═════ GIVEN RECORDS ═════
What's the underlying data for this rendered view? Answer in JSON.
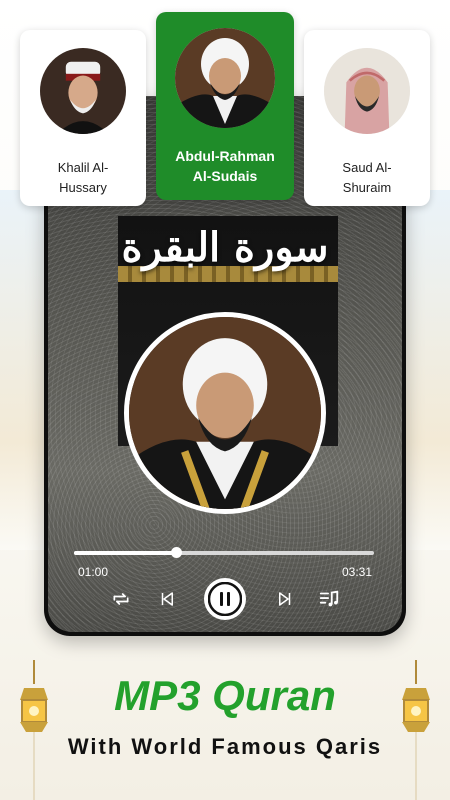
{
  "reciters": [
    {
      "name": "Khalil Al-\nHussary",
      "avatar_icon": "reciter-portrait-icon",
      "selected": false
    },
    {
      "name": "Abdul-Rahman\nAl-Sudais",
      "avatar_icon": "reciter-portrait-icon",
      "selected": true
    },
    {
      "name": "Saud Al-\nShuraim",
      "avatar_icon": "reciter-portrait-icon",
      "selected": false
    }
  ],
  "player": {
    "surah_title": "سورة البقرة",
    "current_time": "01:00",
    "total_time": "03:31",
    "progress_percent": 34,
    "controls": [
      "repeat-icon",
      "previous-icon",
      "pause-icon",
      "next-icon",
      "playlist-icon"
    ]
  },
  "promo": {
    "headline": "MP3 Quran",
    "subline": "With World Famous Qaris"
  },
  "colors": {
    "accent_green": "#1f8c29",
    "headline_green": "#23a12c"
  }
}
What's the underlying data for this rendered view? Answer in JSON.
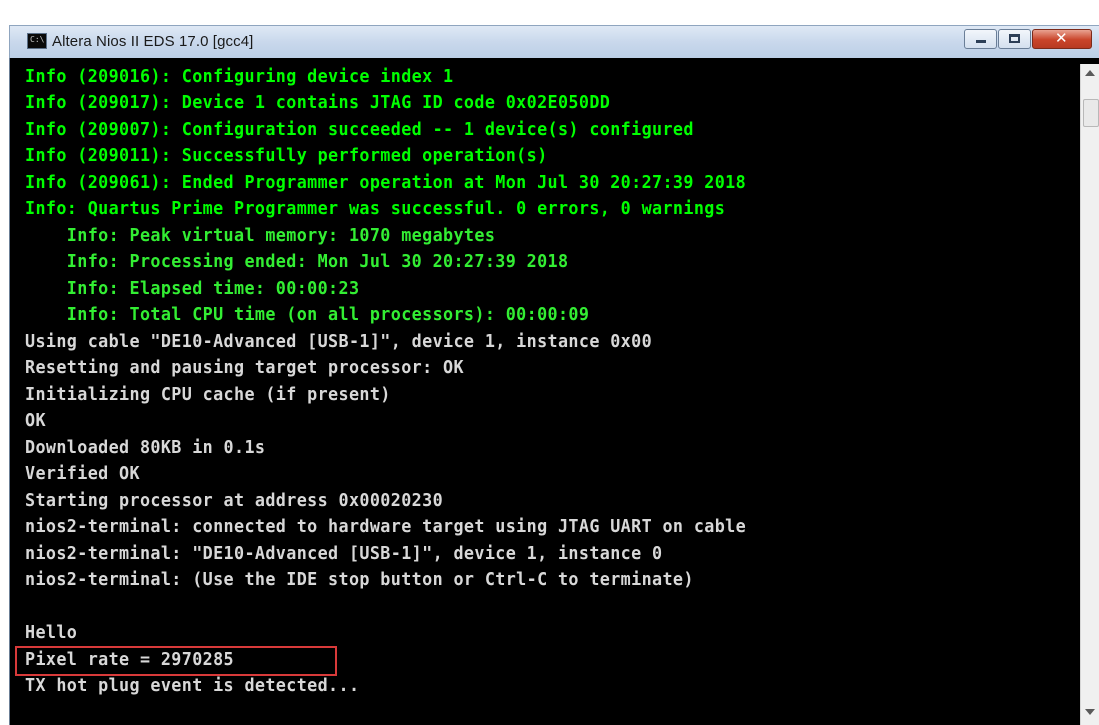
{
  "window": {
    "title": "Altera Nios II EDS 17.0 [gcc4]",
    "icon_label": "C:\\",
    "controls": [
      "minimize",
      "maximize",
      "close"
    ]
  },
  "console": {
    "lines": [
      {
        "text": "Info (209016): Configuring device index 1",
        "color": "#00ff00"
      },
      {
        "text": "Info (209017): Device 1 contains JTAG ID code 0x02E050DD",
        "color": "#00ff00"
      },
      {
        "text": "Info (209007): Configuration succeeded -- 1 device(s) configured",
        "color": "#00ff00"
      },
      {
        "text": "Info (209011): Successfully performed operation(s)",
        "color": "#00ff00"
      },
      {
        "text": "Info (209061): Ended Programmer operation at Mon Jul 30 20:27:39 2018",
        "color": "#00ff00"
      },
      {
        "text": "Info: Quartus Prime Programmer was successful. 0 errors, 0 warnings",
        "color": "#00ff00"
      },
      {
        "text": "    Info: Peak virtual memory: 1070 megabytes",
        "color": "#33ee33"
      },
      {
        "text": "    Info: Processing ended: Mon Jul 30 20:27:39 2018",
        "color": "#33ee33"
      },
      {
        "text": "    Info: Elapsed time: 00:00:23",
        "color": "#33ee33"
      },
      {
        "text": "    Info: Total CPU time (on all processors): 00:00:09",
        "color": "#33ee33"
      },
      {
        "text": "Using cable \"DE10-Advanced [USB-1]\", device 1, instance 0x00",
        "color": "#d8d8d8"
      },
      {
        "text": "Resetting and pausing target processor: OK",
        "color": "#d8d8d8"
      },
      {
        "text": "Initializing CPU cache (if present)",
        "color": "#d8d8d8"
      },
      {
        "text": "OK",
        "color": "#d8d8d8"
      },
      {
        "text": "Downloaded 80KB in 0.1s",
        "color": "#d8d8d8"
      },
      {
        "text": "Verified OK",
        "color": "#d8d8d8"
      },
      {
        "text": "Starting processor at address 0x00020230",
        "color": "#d8d8d8"
      },
      {
        "text": "nios2-terminal: connected to hardware target using JTAG UART on cable",
        "color": "#d8d8d8"
      },
      {
        "text": "nios2-terminal: \"DE10-Advanced [USB-1]\", device 1, instance 0",
        "color": "#d8d8d8"
      },
      {
        "text": "nios2-terminal: (Use the IDE stop button or Ctrl-C to terminate)",
        "color": "#d8d8d8"
      },
      {
        "text": "",
        "color": "#d8d8d8"
      },
      {
        "text": "Hello",
        "color": "#d8d8d8"
      },
      {
        "text": "Pixel rate = 2970285",
        "color": "#d8d8d8",
        "highlighted": true
      },
      {
        "text": "TX hot plug event is detected...",
        "color": "#d8d8d8"
      }
    ]
  },
  "highlight": {
    "border_color": "#d93a3a"
  }
}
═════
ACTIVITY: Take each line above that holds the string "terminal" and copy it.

ANSWER BOX:
        "text": "nios2-terminal: connected to hardware target using JTAG UART on cable",
        "text": "nios2-terminal: \"DE10-Advanced [USB-1]\", device 1, instance 0",
        "text": "nios2-terminal: (Use the IDE stop button or Ctrl-C to terminate)",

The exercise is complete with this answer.